-- Problem description --
Copy out all the entries word for word.

Start of Block

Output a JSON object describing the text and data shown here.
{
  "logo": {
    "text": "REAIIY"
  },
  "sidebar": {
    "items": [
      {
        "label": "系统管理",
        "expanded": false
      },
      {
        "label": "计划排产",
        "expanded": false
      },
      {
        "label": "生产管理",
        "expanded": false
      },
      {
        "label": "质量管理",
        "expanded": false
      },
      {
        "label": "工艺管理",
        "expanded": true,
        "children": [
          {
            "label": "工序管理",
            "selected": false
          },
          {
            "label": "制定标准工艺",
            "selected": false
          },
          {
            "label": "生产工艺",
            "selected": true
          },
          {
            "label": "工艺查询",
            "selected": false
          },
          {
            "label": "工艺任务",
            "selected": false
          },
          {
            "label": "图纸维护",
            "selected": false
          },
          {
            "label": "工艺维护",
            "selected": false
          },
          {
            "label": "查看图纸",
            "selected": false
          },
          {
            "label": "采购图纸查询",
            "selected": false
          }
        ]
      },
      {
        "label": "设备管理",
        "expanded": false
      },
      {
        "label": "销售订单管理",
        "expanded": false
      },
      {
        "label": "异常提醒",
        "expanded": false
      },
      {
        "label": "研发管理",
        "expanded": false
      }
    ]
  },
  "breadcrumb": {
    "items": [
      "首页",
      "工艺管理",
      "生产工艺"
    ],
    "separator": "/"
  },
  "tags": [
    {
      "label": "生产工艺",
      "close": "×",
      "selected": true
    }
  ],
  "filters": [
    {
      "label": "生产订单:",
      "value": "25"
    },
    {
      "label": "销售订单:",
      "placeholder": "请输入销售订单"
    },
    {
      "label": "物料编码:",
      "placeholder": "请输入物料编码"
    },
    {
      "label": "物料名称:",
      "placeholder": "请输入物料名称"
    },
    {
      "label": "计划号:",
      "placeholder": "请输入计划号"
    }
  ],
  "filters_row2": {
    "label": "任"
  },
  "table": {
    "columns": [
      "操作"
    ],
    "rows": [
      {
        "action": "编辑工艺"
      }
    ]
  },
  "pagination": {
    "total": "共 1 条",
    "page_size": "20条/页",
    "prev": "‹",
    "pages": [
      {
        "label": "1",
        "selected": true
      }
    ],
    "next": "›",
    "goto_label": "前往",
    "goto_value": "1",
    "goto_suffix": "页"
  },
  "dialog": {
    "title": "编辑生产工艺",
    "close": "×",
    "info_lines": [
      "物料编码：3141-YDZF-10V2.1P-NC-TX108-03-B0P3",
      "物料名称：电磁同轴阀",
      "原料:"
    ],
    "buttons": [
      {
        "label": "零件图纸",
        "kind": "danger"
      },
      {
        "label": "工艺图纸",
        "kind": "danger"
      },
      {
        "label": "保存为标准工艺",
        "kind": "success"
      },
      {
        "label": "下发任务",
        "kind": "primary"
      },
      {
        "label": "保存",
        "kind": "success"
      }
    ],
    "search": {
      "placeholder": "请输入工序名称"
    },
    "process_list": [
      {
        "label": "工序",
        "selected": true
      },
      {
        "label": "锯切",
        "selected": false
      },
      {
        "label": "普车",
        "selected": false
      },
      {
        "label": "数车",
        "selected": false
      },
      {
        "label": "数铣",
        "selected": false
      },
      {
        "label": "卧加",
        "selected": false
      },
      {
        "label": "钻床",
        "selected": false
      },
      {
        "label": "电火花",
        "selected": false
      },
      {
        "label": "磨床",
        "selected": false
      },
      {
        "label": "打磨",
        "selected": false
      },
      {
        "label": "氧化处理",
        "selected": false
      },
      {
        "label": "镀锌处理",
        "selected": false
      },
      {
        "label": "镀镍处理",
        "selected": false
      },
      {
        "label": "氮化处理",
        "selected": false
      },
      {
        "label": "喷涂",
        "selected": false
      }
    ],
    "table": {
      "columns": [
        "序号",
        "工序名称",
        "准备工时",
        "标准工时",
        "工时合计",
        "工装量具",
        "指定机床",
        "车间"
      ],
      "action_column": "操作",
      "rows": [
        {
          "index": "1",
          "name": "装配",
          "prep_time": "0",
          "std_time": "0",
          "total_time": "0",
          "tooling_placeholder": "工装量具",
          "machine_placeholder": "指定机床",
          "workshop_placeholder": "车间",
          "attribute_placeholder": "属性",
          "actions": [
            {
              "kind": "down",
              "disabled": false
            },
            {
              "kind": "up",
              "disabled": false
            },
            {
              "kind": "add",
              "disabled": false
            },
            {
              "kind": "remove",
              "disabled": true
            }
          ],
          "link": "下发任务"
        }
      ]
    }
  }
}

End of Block

-- Exercise response --
Output a JSON object describing the text and data shown here.
{
  "logo": {
    "text": "REAIIY"
  },
  "sidebar": {
    "items": [
      {
        "label": "系统管理",
        "expanded": false
      },
      {
        "label": "计划排产",
        "expanded": false
      },
      {
        "label": "生产管理",
        "expanded": false
      },
      {
        "label": "质量管理",
        "expanded": false
      },
      {
        "label": "工艺管理",
        "expanded": true,
        "children": [
          {
            "label": "工序管理",
            "selected": false
          },
          {
            "label": "制定标准工艺",
            "selected": false
          },
          {
            "label": "生产工艺",
            "selected": true
          },
          {
            "label": "工艺查询",
            "selected": false
          },
          {
            "label": "工艺任务",
            "selected": false
          },
          {
            "label": "图纸维护",
            "selected": false
          },
          {
            "label": "工艺维护",
            "selected": false
          },
          {
            "label": "查看图纸",
            "selected": false
          },
          {
            "label": "采购图纸查询",
            "selected": false
          }
        ]
      },
      {
        "label": "设备管理",
        "expanded": false
      },
      {
        "label": "销售订单管理",
        "expanded": false
      },
      {
        "label": "异常提醒",
        "expanded": false
      },
      {
        "label": "研发管理",
        "expanded": false
      }
    ]
  },
  "breadcrumb": {
    "items": [
      "首页",
      "工艺管理",
      "生产工艺"
    ],
    "separator": "/"
  },
  "tags": [
    {
      "label": "生产工艺",
      "close": "×",
      "selected": true
    }
  ],
  "filters": [
    {
      "label": "生产订单:",
      "value": "25"
    },
    {
      "label": "销售订单:",
      "placeholder": "请输入销售订单"
    },
    {
      "label": "物料编码:",
      "placeholder": "请输入物料编码"
    },
    {
      "label": "物料名称:",
      "placeholder": "请输入物料名称"
    },
    {
      "label": "计划号:",
      "placeholder": "请输入计划号"
    }
  ],
  "filters_row2": {
    "label": "任"
  },
  "table": {
    "columns": [
      "操作"
    ],
    "rows": [
      {
        "action": "编辑工艺"
      }
    ]
  },
  "pagination": {
    "total": "共 1 条",
    "page_size": "20条/页",
    "prev": "‹",
    "pages": [
      {
        "label": "1",
        "selected": true
      }
    ],
    "next": "›",
    "goto_label": "前往",
    "goto_value": "1",
    "goto_suffix": "页"
  },
  "dialog": {
    "title": "编辑生产工艺",
    "close": "×",
    "info_lines": [
      "物料编码：3141-YDZF-10V2.1P-NC-TX108-03-B0P3",
      "物料名称：电磁同轴阀",
      "原料:"
    ],
    "buttons": [
      {
        "label": "零件图纸",
        "kind": "danger"
      },
      {
        "label": "工艺图纸",
        "kind": "danger"
      },
      {
        "label": "保存为标准工艺",
        "kind": "success"
      },
      {
        "label": "下发任务",
        "kind": "primary"
      },
      {
        "label": "保存",
        "kind": "success"
      }
    ],
    "search": {
      "placeholder": "请输入工序名称"
    },
    "process_list": [
      {
        "label": "工序",
        "selected": true
      },
      {
        "label": "锯切",
        "selected": false
      },
      {
        "label": "普车",
        "selected": false
      },
      {
        "label": "数车",
        "selected": false
      },
      {
        "label": "数铣",
        "selected": false
      },
      {
        "label": "卧加",
        "selected": false
      },
      {
        "label": "钻床",
        "selected": false
      },
      {
        "label": "电火花",
        "selected": false
      },
      {
        "label": "磨床",
        "selected": false
      },
      {
        "label": "打磨",
        "selected": false
      },
      {
        "label": "氧化处理",
        "selected": false
      },
      {
        "label": "镀锌处理",
        "selected": false
      },
      {
        "label": "镀镍处理",
        "selected": false
      },
      {
        "label": "氮化处理",
        "selected": false
      },
      {
        "label": "喷涂",
        "selected": false
      }
    ],
    "table": {
      "columns": [
        "序号",
        "工序名称",
        "准备工时",
        "标准工时",
        "工时合计",
        "工装量具",
        "指定机床",
        "车间"
      ],
      "action_column": "操作",
      "rows": [
        {
          "index": "1",
          "name": "装配",
          "prep_time": "0",
          "std_time": "0",
          "total_time": "0",
          "tooling_placeholder": "工装量具",
          "machine_placeholder": "指定机床",
          "workshop_placeholder": "车间",
          "attribute_placeholder": "属性",
          "actions": [
            {
              "kind": "down",
              "disabled": false
            },
            {
              "kind": "up",
              "disabled": false
            },
            {
              "kind": "add",
              "disabled": false
            },
            {
              "kind": "remove",
              "disabled": true
            }
          ],
          "link": "下发任务"
        }
      ]
    }
  }
}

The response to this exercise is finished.